(Web page and app entries)
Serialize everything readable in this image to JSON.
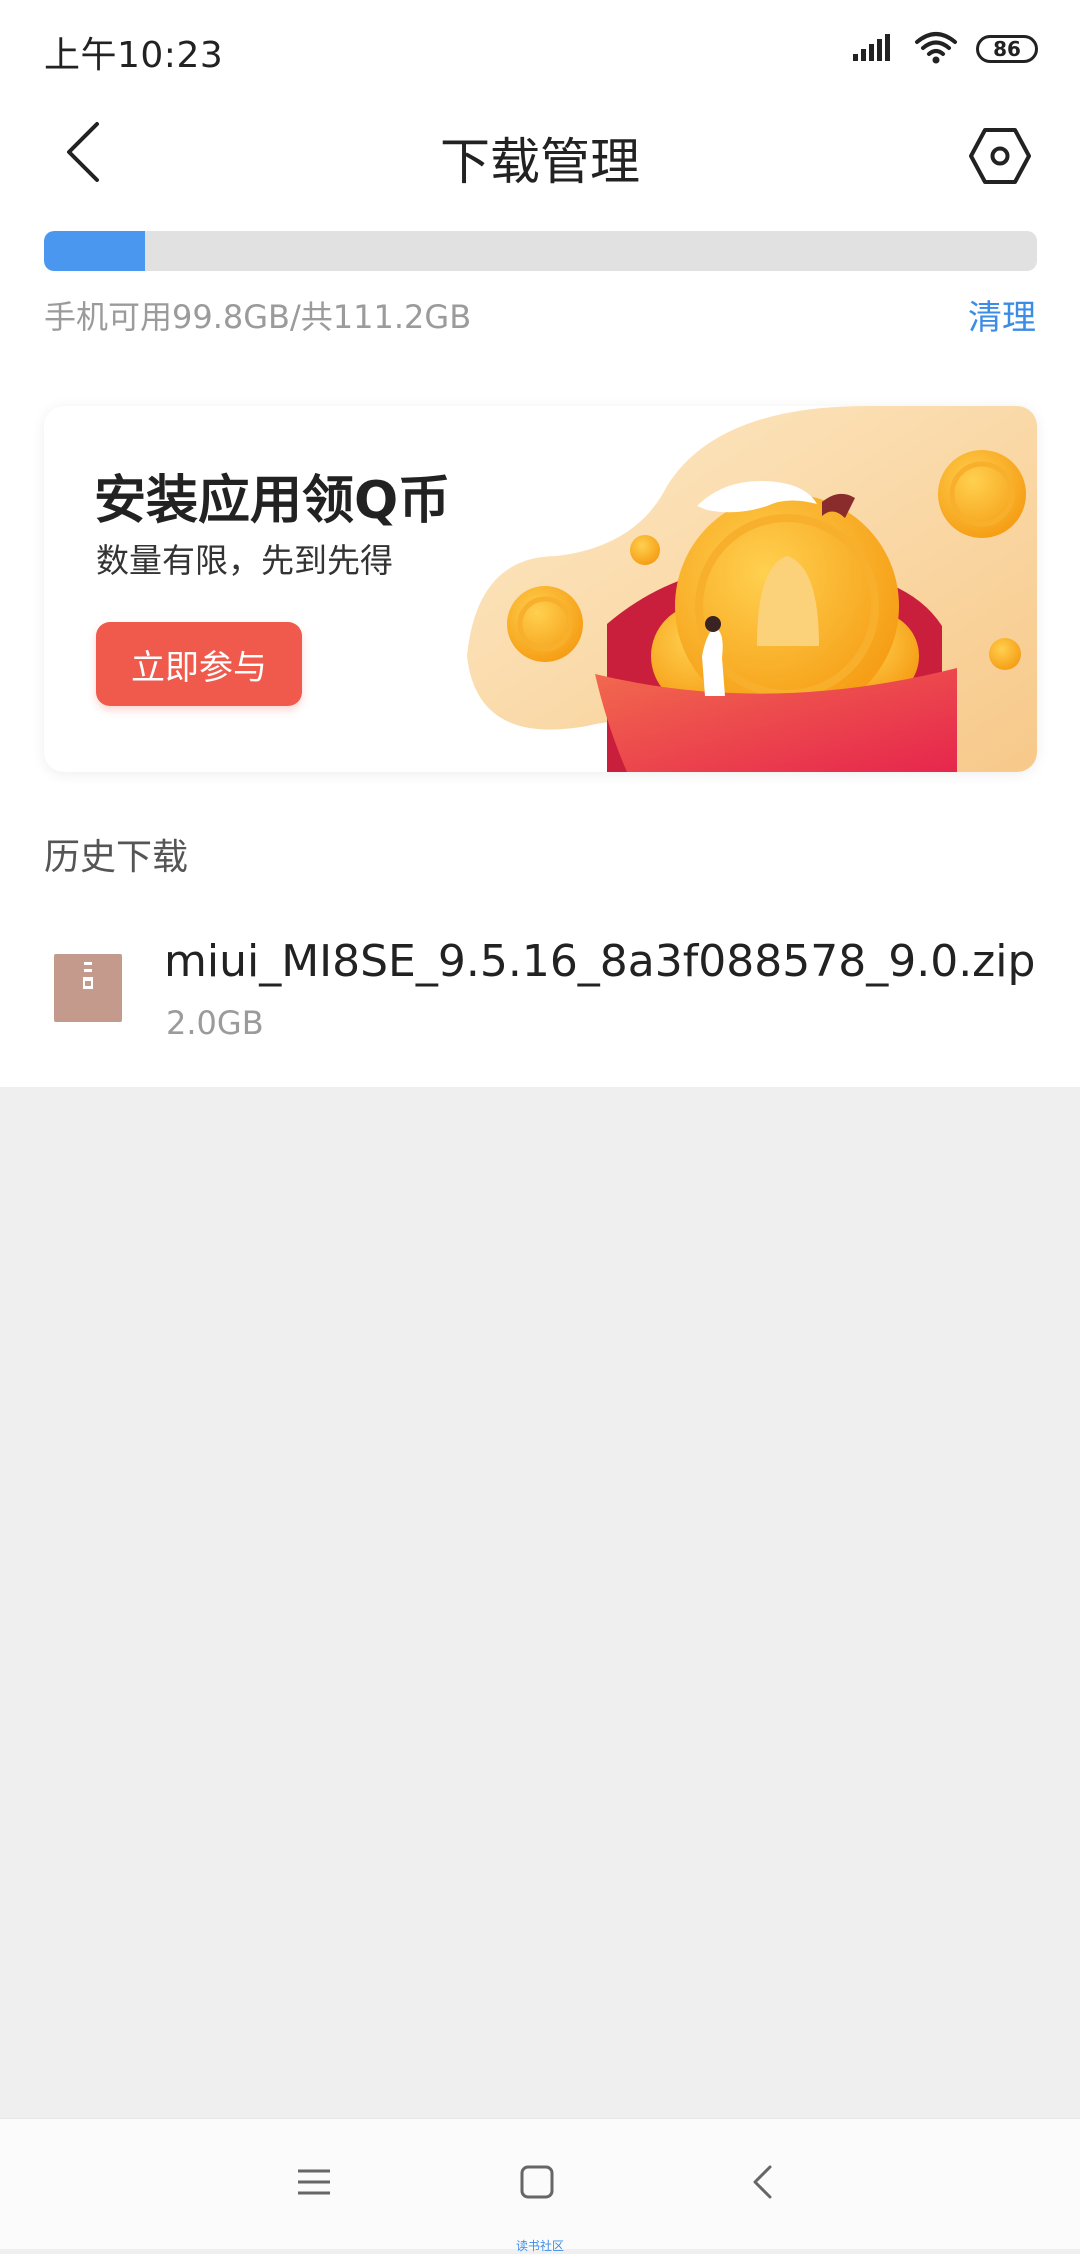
{
  "status_bar": {
    "time": "上午10:23",
    "battery": "86",
    "icons": [
      "signal-icon",
      "wifi-icon",
      "battery-icon"
    ]
  },
  "header": {
    "title": "下载管理",
    "back_icon": "chevron-left-icon",
    "settings_icon": "hexagon-settings-icon"
  },
  "storage": {
    "used_fraction": 0.102,
    "text": "手机可用99.8GB/共111.2GB",
    "clean_label": "清理",
    "fill_color": "#4a97f0"
  },
  "banner": {
    "title": "安装应用领Q币",
    "subtitle": "数量有限，先到先得",
    "button_label": "立即参与",
    "button_color": "#ef5a4c"
  },
  "history": {
    "section_title": "历史下载",
    "items": [
      {
        "name": "miui_MI8SE_9.5.16_8a3f088578_9.0.zip",
        "size": "2.0GB",
        "icon": "zip-file-icon"
      }
    ]
  },
  "nav_bar": {
    "buttons": [
      "menu-icon",
      "home-icon",
      "back-icon"
    ],
    "caption": "读书社区"
  },
  "colors": {
    "accent": "#3b8ce6",
    "background": "#efefef"
  }
}
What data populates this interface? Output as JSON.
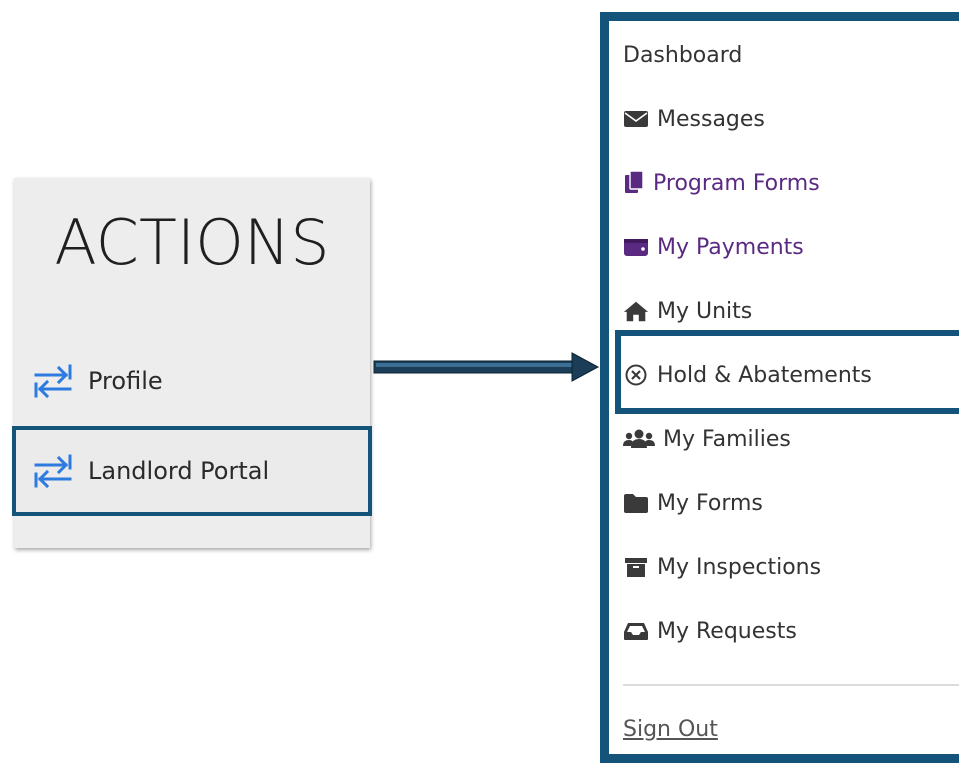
{
  "actions": {
    "title": "ACTIONS",
    "items": [
      {
        "label": "Profile",
        "icon": "swap-arrows-icon"
      },
      {
        "label": "Landlord Portal",
        "icon": "swap-arrows-icon",
        "highlighted": true
      }
    ]
  },
  "menu": {
    "items": [
      {
        "label": "Dashboard",
        "icon": ""
      },
      {
        "label": "Messages",
        "icon": "envelope-icon"
      },
      {
        "label": "Program Forms",
        "icon": "documents-icon"
      },
      {
        "label": "My Payments",
        "icon": "wallet-icon"
      },
      {
        "label": "My Units",
        "icon": "home-icon"
      },
      {
        "label": "Hold & Abatements",
        "icon": "circle-x-icon",
        "highlighted": true
      },
      {
        "label": "My Families",
        "icon": "users-icon"
      },
      {
        "label": "My Forms",
        "icon": "folder-icon"
      },
      {
        "label": "My Inspections",
        "icon": "archive-icon"
      },
      {
        "label": "My Requests",
        "icon": "inbox-icon"
      }
    ],
    "sign_out": "Sign Out"
  },
  "colors": {
    "highlight_border": "#14547a",
    "icon_blue": "#2e7be0",
    "purple_text": "#5a2a82",
    "text": "#333333"
  }
}
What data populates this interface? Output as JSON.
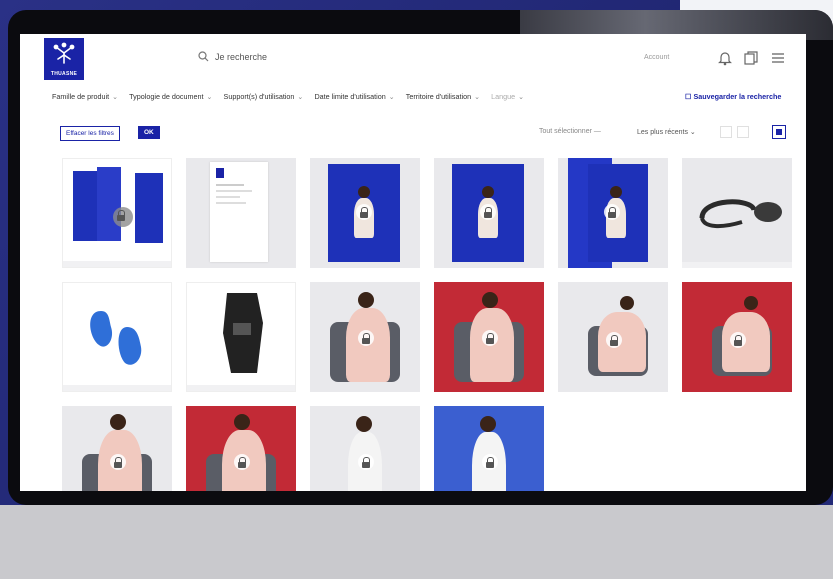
{
  "brand": {
    "logo_text": "THUASNE"
  },
  "search": {
    "placeholder": "Je recherche"
  },
  "account": {
    "label": "Account"
  },
  "filters": [
    {
      "label": "Famille de produit",
      "muted": false
    },
    {
      "label": "Typologie de document",
      "muted": false
    },
    {
      "label": "Support(s) d'utilisation",
      "muted": false
    },
    {
      "label": "Date limite d'utilisation",
      "muted": false
    },
    {
      "label": "Territoire d'utilisation",
      "muted": false
    },
    {
      "label": "Langue",
      "muted": true
    }
  ],
  "actions": {
    "save_search": "Sauvegarder la recherche",
    "clear_filters": "Effacer les filtres",
    "ok": "OK",
    "select_all": "Tout sélectionner",
    "sort": "Les plus récents"
  },
  "colors": {
    "brand": "#1a23a6",
    "accent_red": "#c22a36"
  },
  "assets": [
    {
      "kind": "brochure-set",
      "locked": true
    },
    {
      "kind": "document",
      "locked": false
    },
    {
      "kind": "brochure",
      "locked": true
    },
    {
      "kind": "brochure",
      "locked": true
    },
    {
      "kind": "brochure",
      "locked": true
    },
    {
      "kind": "product-pump",
      "locked": false
    },
    {
      "kind": "product-insoles",
      "locked": false
    },
    {
      "kind": "product-brace",
      "locked": false
    },
    {
      "kind": "photo-grey",
      "locked": true
    },
    {
      "kind": "photo-red",
      "locked": true
    },
    {
      "kind": "photo-grey",
      "locked": true
    },
    {
      "kind": "photo-red",
      "locked": true
    },
    {
      "kind": "photo-grey",
      "locked": true
    },
    {
      "kind": "photo-red",
      "locked": true
    },
    {
      "kind": "photo-grey",
      "locked": true
    },
    {
      "kind": "photo-blue",
      "locked": true
    }
  ]
}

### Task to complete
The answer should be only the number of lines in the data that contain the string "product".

### Finished exercise
3